5002.pdf 1.22 MB Adobe PDF View/Open

Item Summary

Title:How documentation needs to change as language revitalization progresses
Authors:Keegan, Peter
King, Jeanette
Contributors:Keegan, Peter (speaker)
King, Jeanette (speaker)
Date Issued:14 Mar 2009
Description:Maori, the indigenous language of Aotearoa/New Zealand, has been subject to intensive revitalization efforts since the 1970s. These efforts have largely focused on the education sector and include well known examples such as kohanga reo ‘Maori early childhood immersion centres’ and kura kaupapa Maori ‘Maori schools’. Maori is fortunate that stories, oral traditions and narratives have been recorded since the 1800s and this information is readily available. A key area where further documentation is required centers on the Maori language of speakers who are products of Maori language revitalization efforts. Aspects of Maori requiring ongoing documentation include speech and written language, which allow examination of changes in pronunciation, phonology, the lexicon, word formation and syntax. Maori is reported to be changing. This is a result of a number of related factors. Revitalization efforts require creation of new language and terminology for the modern world which means that some of the lexicon of younger speakers will be different from that of their elders. In addition, virtually all of the current younger generation of speakers speak English as a first language and this interferes with their Maori syntax and pronunciation. Many younger speakers have also been taught by teachers who are second language learners themselves. One project attempting to analyse changes in Maori speech over time is the MAOZNE (Maori New Zealand English) project which has been examining changes in Maori and New Zealand English over time. Changes in Maori pronunciation remains a key issue amongst Maori speakers as older native speakers are often critical of the Maori spoken by younger speakers, particularly those involved in Maori-medium programmes. This suggests an urgent need for ongoing documentation of current speakers of all age groups in order to attempt to understand existing changes and to disseminate this information as widely as possible, as these changes have major implications for teachers of Maori who need to be aware that the Maori being pronounced by different age groups is different. It is clear from the example of Maori that once a language has undergone revitalization efforts for a reasonable period of time the documentation and conservation needs change, especially as the language itself changes. Indeed it may be argued that the need for ongoing documentation of current language use increases especially as those involved in language revitalization efforts to look to researchers for guidance and advice on future language requirements.
Rights:Creative Commons Attribution-Noncommercial-Share Alike 3.0 Unported
Appears in Collections: 1st International Conference on Language Documentation and Conservation (ICLDC)

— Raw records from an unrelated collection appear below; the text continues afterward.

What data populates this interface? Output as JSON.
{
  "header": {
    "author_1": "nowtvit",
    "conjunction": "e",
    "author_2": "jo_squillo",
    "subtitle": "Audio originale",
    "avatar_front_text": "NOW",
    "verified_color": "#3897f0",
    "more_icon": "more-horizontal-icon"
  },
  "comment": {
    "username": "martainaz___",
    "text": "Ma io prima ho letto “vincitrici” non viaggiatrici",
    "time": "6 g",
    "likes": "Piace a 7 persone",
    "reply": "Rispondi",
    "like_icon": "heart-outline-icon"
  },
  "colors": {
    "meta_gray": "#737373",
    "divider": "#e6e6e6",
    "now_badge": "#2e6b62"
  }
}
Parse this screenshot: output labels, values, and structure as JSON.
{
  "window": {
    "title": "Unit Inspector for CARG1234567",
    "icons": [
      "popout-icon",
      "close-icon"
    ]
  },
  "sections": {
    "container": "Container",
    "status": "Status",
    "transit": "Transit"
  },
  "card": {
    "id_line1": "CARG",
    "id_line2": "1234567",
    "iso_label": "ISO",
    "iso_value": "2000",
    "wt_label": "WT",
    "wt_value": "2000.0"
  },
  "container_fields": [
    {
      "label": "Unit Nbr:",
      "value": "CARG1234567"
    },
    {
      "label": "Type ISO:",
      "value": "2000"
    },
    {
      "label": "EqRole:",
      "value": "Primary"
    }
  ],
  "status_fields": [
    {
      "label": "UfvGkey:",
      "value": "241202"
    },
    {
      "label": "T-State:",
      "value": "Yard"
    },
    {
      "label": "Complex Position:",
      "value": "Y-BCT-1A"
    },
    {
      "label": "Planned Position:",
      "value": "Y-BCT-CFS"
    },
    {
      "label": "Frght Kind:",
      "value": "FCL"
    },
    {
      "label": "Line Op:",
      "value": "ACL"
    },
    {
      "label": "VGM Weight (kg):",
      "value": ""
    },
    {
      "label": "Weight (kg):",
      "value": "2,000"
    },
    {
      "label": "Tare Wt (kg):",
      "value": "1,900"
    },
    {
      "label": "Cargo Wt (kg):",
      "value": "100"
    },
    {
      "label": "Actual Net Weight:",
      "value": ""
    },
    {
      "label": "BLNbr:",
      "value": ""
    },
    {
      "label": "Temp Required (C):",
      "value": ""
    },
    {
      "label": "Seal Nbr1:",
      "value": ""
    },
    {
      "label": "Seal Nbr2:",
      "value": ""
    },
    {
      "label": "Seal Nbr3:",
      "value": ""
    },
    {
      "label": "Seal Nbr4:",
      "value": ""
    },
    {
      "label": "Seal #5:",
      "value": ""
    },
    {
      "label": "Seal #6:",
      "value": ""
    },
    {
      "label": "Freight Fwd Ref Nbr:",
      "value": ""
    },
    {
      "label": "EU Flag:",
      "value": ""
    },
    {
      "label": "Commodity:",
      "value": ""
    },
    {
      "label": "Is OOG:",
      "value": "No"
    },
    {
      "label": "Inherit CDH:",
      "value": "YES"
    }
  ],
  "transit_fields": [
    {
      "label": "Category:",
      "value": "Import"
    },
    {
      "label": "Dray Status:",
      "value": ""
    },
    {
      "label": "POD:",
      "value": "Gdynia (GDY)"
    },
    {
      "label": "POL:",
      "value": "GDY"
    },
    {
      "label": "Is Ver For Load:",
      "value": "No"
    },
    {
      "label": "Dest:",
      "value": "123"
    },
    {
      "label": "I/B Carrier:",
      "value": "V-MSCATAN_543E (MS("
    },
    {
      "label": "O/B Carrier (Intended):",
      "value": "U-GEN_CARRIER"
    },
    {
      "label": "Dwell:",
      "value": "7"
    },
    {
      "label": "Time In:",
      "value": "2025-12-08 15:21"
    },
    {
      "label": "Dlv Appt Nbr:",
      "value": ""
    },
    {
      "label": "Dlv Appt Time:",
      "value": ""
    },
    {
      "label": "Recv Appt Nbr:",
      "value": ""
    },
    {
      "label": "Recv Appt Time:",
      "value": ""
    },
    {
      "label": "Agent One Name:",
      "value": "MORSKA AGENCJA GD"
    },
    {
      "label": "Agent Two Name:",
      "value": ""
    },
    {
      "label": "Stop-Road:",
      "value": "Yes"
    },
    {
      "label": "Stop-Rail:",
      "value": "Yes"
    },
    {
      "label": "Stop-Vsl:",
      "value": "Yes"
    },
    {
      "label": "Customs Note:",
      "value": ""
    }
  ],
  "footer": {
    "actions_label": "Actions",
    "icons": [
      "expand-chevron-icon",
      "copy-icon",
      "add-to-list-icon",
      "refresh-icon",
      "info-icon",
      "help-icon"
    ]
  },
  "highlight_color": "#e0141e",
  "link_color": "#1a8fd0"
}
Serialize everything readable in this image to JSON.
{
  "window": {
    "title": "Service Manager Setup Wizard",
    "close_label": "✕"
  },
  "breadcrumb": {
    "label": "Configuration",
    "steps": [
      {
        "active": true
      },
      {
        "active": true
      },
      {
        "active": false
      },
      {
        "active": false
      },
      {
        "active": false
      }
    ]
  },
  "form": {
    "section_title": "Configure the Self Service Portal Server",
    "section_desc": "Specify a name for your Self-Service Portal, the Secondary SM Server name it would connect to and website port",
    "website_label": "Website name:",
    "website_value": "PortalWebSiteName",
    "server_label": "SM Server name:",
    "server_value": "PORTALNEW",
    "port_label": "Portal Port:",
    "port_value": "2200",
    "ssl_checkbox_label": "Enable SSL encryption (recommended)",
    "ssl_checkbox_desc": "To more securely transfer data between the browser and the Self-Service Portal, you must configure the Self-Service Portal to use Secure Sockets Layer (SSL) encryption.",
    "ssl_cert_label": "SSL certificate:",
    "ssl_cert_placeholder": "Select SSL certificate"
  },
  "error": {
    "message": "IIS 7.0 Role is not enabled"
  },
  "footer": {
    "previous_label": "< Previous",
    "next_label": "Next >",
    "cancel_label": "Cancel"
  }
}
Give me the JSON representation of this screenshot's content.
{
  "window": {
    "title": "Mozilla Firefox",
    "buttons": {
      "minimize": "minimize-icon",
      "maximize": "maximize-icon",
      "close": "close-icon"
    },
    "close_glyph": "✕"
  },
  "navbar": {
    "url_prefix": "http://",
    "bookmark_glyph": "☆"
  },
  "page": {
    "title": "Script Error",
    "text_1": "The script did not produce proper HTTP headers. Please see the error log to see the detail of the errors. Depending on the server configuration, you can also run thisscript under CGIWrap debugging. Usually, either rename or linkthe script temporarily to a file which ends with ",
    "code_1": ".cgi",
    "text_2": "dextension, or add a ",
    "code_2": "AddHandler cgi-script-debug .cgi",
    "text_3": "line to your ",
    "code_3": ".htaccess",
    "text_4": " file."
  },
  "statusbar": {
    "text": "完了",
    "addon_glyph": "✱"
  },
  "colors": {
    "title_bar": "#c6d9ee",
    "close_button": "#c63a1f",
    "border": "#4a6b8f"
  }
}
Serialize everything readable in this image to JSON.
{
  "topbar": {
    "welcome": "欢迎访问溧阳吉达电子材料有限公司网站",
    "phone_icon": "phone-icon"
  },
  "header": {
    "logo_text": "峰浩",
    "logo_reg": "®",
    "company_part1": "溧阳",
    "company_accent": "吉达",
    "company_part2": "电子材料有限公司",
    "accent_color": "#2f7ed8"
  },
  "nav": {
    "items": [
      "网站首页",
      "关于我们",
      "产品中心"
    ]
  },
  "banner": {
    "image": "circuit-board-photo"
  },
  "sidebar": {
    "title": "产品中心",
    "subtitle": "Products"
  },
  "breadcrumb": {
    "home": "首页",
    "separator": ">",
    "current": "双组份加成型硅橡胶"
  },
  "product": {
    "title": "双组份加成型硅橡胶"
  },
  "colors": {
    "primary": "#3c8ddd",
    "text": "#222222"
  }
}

Please email if you need this content in ADA-compliant format.

This item is licensed under a Creative Commons License Creative Commons